I am selling a McMudo fast find max G PLB (personal location Beacon). With 48 hours battery life/usage.
Water proof. It transmits your location down to within 30 feet from anywhere in the world.
If you paddle solo or are going to expedition it’s the ultimate back up to get you found if you need to be rescued About 6/7 years old but never been used, working fully but does need a new battery, which can be bought on eBay for £79, and will last another 5 years.
Includes original box, bag and lanyard, instructions and registration document.
I bought it from a flying school 2 years ago, still in its box never used it as I stopped paddling shortly afterwar
ds. No longer needed Am asking £200 (am open to offers) which even with new battery is cheaper than any I can find on eBay.
Is in Liverpool happy to post at cost to buyer, approx £15 with insured delivery.
Any questions phone Jeff on 07712176087
The external temperature gauge on my car briefly flickered to as high as zero before resuming its steady reading of -2 degrees centigrade. I was on my way to meet Mike Alter, John White and Ian Bell for a spot of open boating on the Dee, and it was going to be cold. Very cold.
We met at Mile End Mill and immediately commenced some highly intricate faffing (signing-in faff, deciding what to do faff, drinking tea faff, car shuttle faff, kit sorting, faff, plus copious amounts of general common-all-garden faffing). After we had faffed ourselves senseless we launched from Carrog Bridge and made our way quietly downstream past a couple of fishermen, who appeared to pay us no attention whatsoever.
The stretch of the river between Carrog to Horseshoe Weir includes several Grade 1 sections, a brief stretch of Grade 2, a couple of little play spots and ample opportunity for chatting and watching the world go by. Salmon jumped, steam trains puffed their way past and it felt as if everything was good with the world.
Everyone was paddling just hard enough to keep the blood flowing to their fingers, and so we were soon at Horseshoe Weir and the start of a slightly more difficult stretch of water. We elected to run this section as far as Nomads/Mile End Mill, rather than paddle the conveniently located nearby canal that runs parallel to the river.
One by one we shot the small drop at the river-left side of the weir (shooting the weir itself is decidedly dangerous and a definite no-no), and eddy hopped towards the Serpents Tail. We got out of our boats at the top of ‘Serpents’ and inspected the line. It was way out of my league in an open boat, and I was relieved that there was a consensus to wimp out. We therefore bravely and courageously portaged and lined our boats past ‘Serpents’, and carried on past several small drops to Mile End Mill, where our cars were waiting.

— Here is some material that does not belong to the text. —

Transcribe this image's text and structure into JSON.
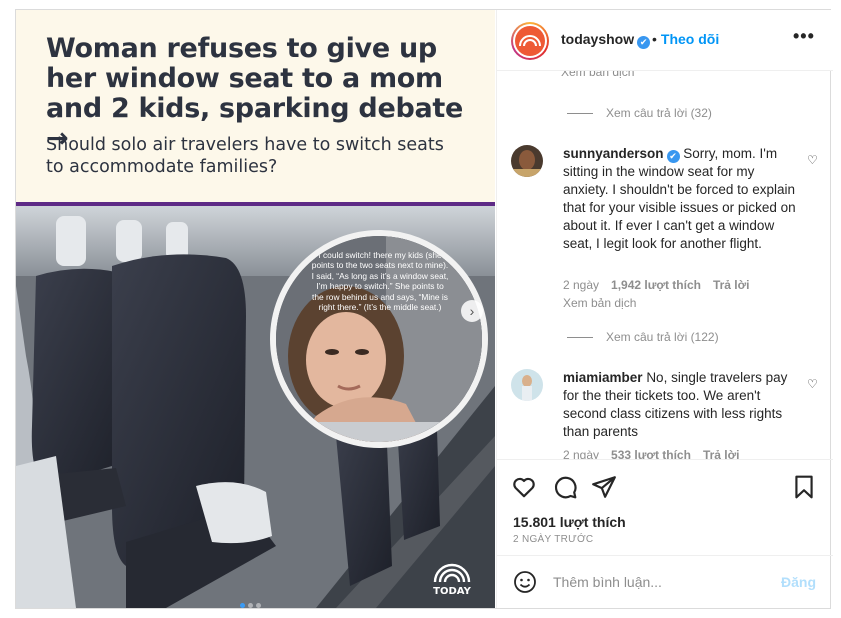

The very last ‘small drop’, right next to the car park, required a dog-leg manoeuvre to avoid a ‘hole’. However, I decided to take a direct approach and paddle straight through this ‘hole’. Everything went exactly according to plan, apart from a minor mishap at the beginning when my boat filled with water. And the bit in the middle when I capsized. And the bit at the end when I swam to the bank. Other than that, I executed everything perfectly!
A great day. Thanks to Ian, Mike and John for their company and guidance, and hopefully there will be more open boat trips on the calendar soon.